Last week finally saw the release of Samba 4.0, the latest version of the popular open source network file system. Emphasis on the word finally, as the last major version number was released all the way back in 2003. But more importantly, Samba 4.0 now boasts full Active Directory compliance.
Millions around the world have relied on Samba on various platforms, but now users of Microsoft products can finally and confidently integrate the latest version of the open source software.
Surprisingly, Microsoft itself provided active help. In fact, the director of development for Windows Server, Thomas Pfenning was quotes as saying:
“Active Directory is a mainstay of enterprise IT environments, and Microsoft is committed to support for interoperability across platforms. We are pleased that the documentation and interoperability labs that Microsoft has provided have been key in the development of the Samba 4.0 Active Directory functionality.”
This is an almost 180° from the views of Microsoft executives a few years back. They were anything but thrilled Samba at that time. The general manger for Microsoft Platform Strategy back in 2006, Bill Hiff had noted then:
“With Samba I’m really familiar with that technology and I’d say that a lot of what they do under the guise of interoperability is clone ability. I wouldn’t say it’s a great relationship but we have a working relationship. They ask things of us and we say, “That’s our IP.” And they say you should do it because all software should be free.”
It almost all came down to the open source nature of the software.

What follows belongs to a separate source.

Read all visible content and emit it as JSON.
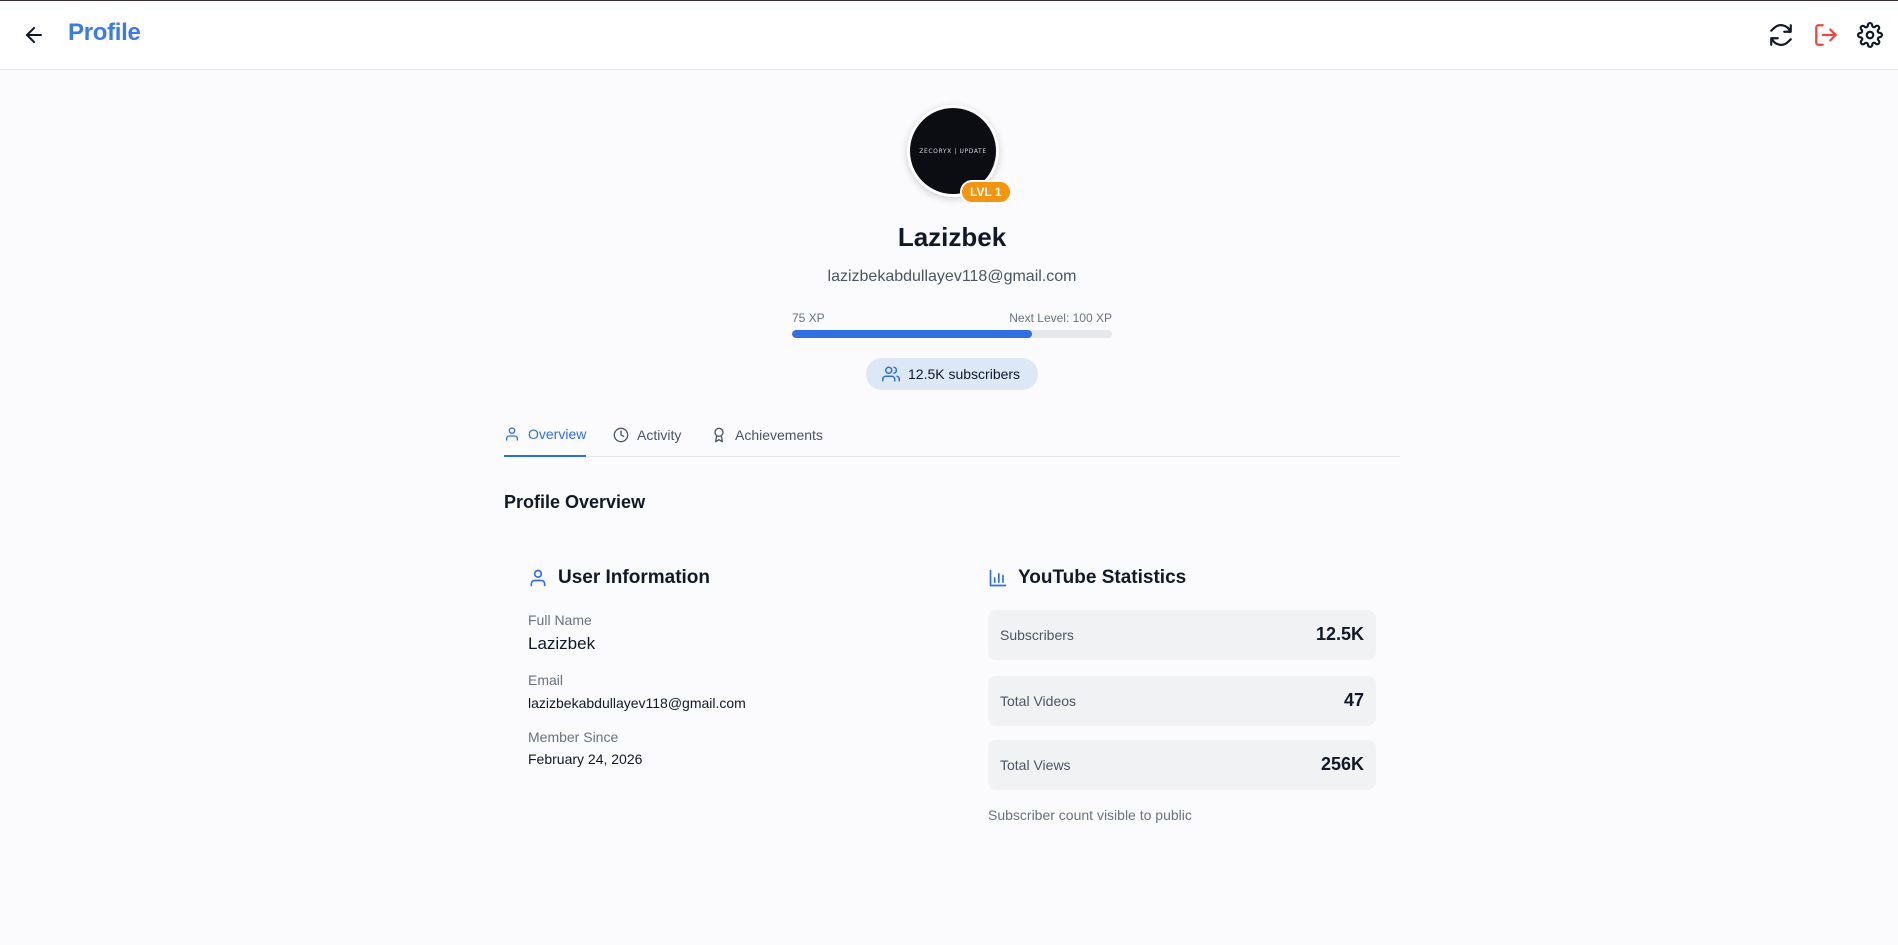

But needless to say, version 4.0 of Samba is here, and Microsoft actively helped in its development. Several Microsoft engineers helped the developers test interoperability and whatnot.
All’s well that ends in a well, as they say.
Prior version of Samba ran on most Unix systems like Linux, Solaris, AIX as well as the BSD variants (including Apple’s Mac OS X Server). Now you can add Microsoft products to the list.